  • 7. Lets begin!
    The first cell with a negative reaction is panel cell 2.
    Go across cell 2 and mark out all antigens that are positive.
  • 8. Panel Red Cell #2
    All positive antigens for panel cell #2 have been marked out except for M and N.
    M and N travel together and therefore show dosage.
    In order to mark out antigens showing dosage, one antigen must be positive
    and the other negative.
  • 9. Continue Ruling out Antigens
    Continue ruling out
    Use only panels cells where no reaction occurred
    After all antigens are marked out look and see what is left.
  • 10. What is left?
    After ruling out:
    Check what antigens are not marked out
    In our example Antigen s and K are not marked out
    What are we testing for?
    Patient serum/plasma for unexpected antibodies
    Antibodies react with: antigens on red cells
    Consider the Rule of Three when interpreting results
  • 11. Rule Of Three
    There must be three antigens that react positively with the patients serum/plasma.
    There must be Three antigens that react negatively with the patients serum/plasma.
    If not, use selected cells with or without the antigen in question to meet the Rule of Three
  • 12. What About our Example?
    Antigen K –
    Meets the rule of three
    Does not match the reaction pattern
    Cannot rule out yet
    Antigen s –
    Meets the rule of three
    Does match the reaction pattern
    Cannot rule out yet
  • 13. How to Resolve
    Phenotype the patient red cells for antigen K and s
    If patient is negative for the antigen then the antibody could be present
    If patient is positive for the antigen then the reactions would not be from the corresponding antibody
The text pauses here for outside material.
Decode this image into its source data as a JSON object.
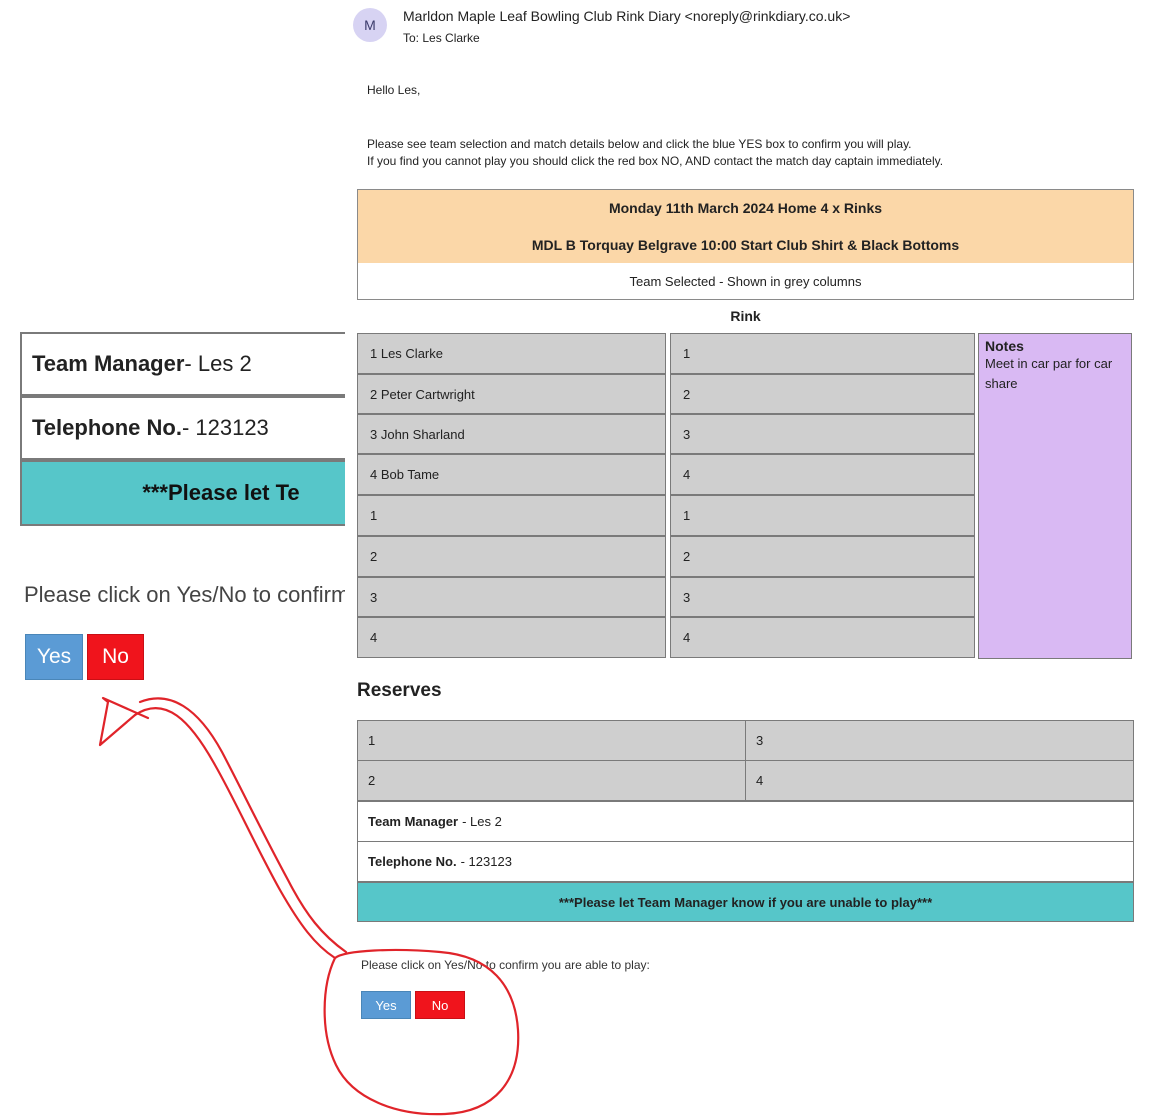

  • 14. Patient Phenotype
    The patient is positive for the K antigen; therefore will not make Anti-K.
    (Remember Landsteiner’s Rule!)
    The patient is negative for the s antigen; therefore the antibody is most likely Anti-s
  • 15. Interpretation of Results
    Based on the panel reactions and the antigen test results:
    Our patient has a possible anti-s in his serum/plasma.
    When you get a chance, ask if you might review some panels at your clinical site.